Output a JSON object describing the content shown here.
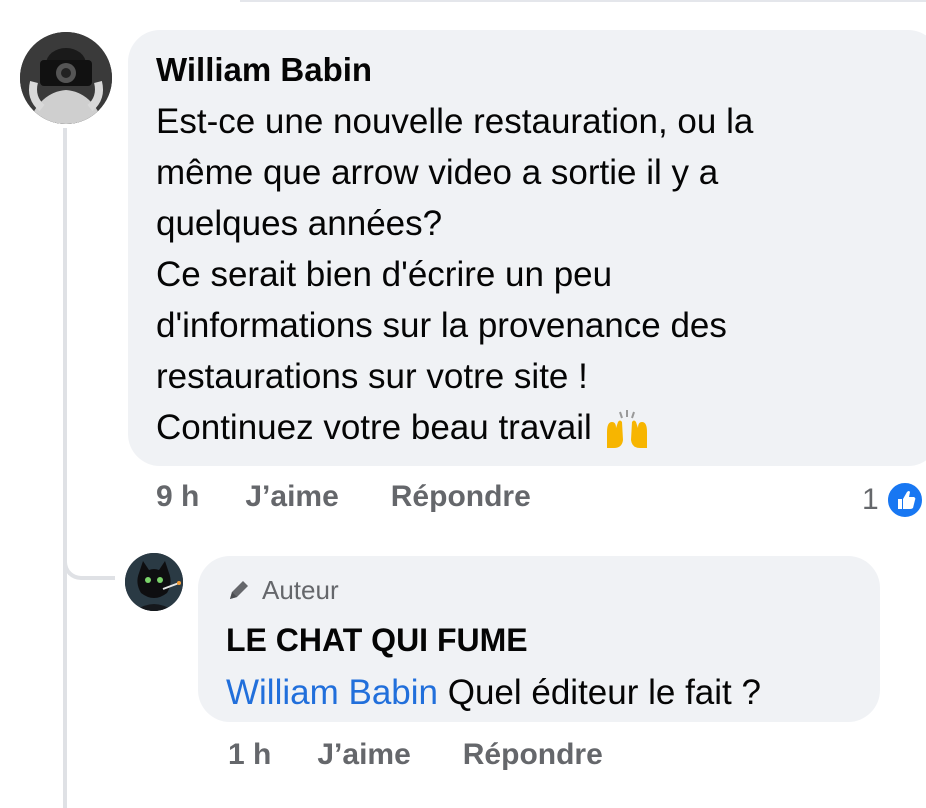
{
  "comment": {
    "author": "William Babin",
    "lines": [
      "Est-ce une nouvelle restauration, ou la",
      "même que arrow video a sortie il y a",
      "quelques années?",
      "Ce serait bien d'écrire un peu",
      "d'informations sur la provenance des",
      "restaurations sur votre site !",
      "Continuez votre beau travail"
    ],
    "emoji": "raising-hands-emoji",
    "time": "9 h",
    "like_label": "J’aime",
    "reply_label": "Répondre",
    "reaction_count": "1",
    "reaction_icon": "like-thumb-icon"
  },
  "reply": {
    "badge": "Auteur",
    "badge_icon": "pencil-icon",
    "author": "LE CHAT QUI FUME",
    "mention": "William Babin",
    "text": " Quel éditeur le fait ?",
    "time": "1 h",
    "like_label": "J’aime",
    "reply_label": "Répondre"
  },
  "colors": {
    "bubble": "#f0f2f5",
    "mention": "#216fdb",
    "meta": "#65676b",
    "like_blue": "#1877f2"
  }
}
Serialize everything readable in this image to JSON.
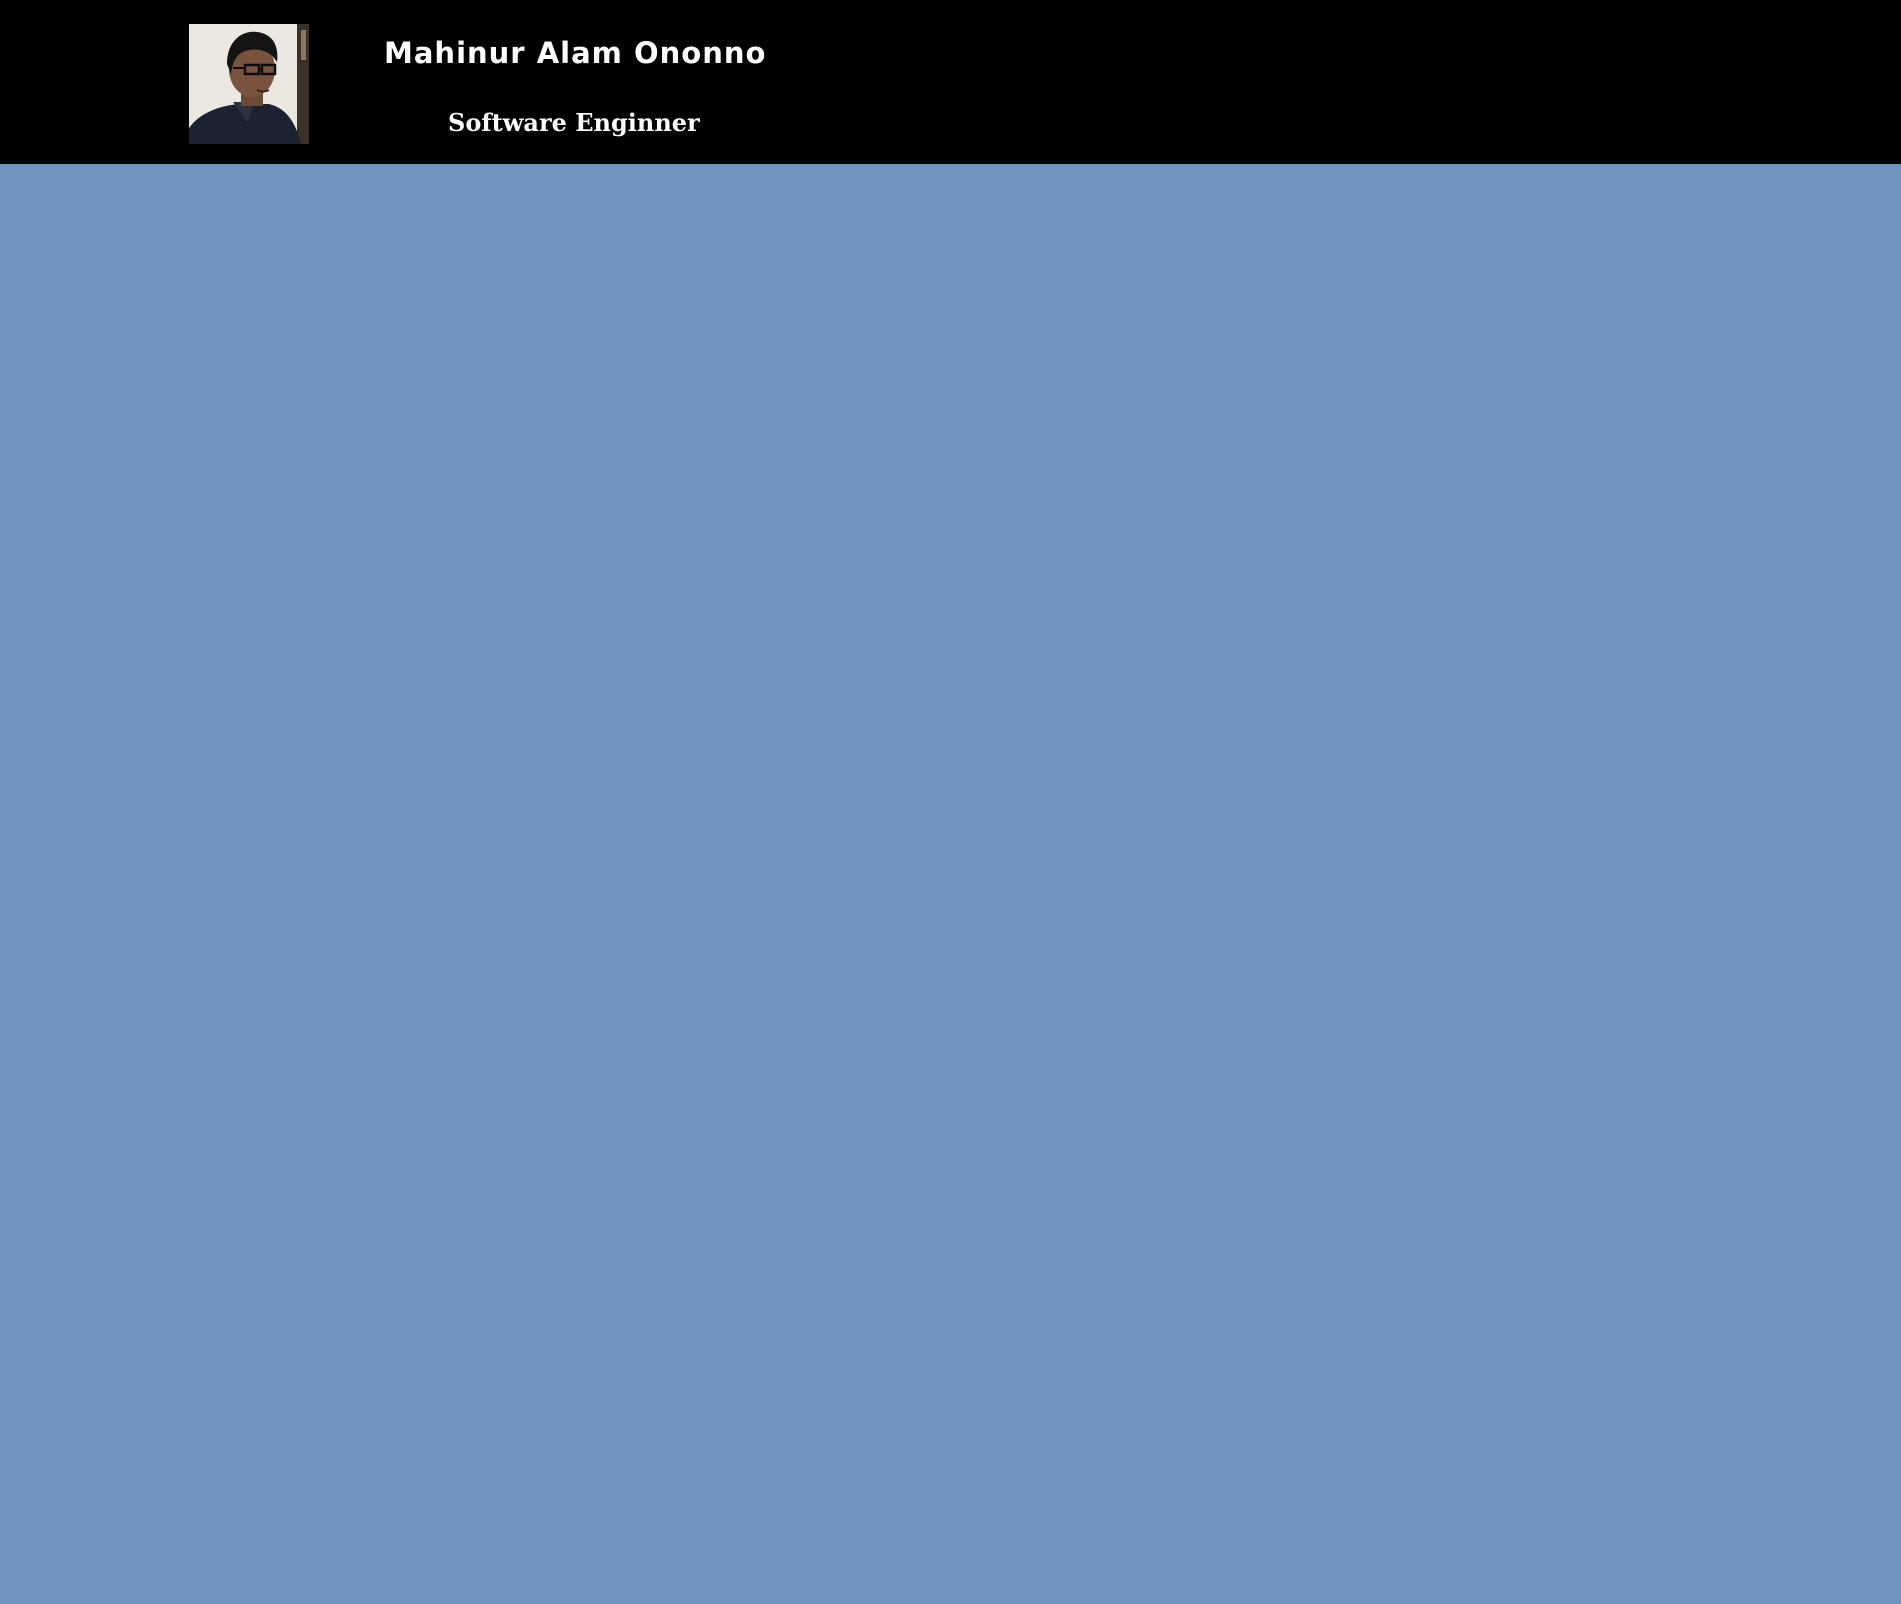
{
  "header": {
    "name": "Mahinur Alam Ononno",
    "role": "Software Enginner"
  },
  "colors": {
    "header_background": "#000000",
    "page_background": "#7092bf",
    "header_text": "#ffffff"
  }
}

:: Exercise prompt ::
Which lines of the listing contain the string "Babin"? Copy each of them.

:: Written solution ::
    "author": "William Babin",
    "mention": "William Babin",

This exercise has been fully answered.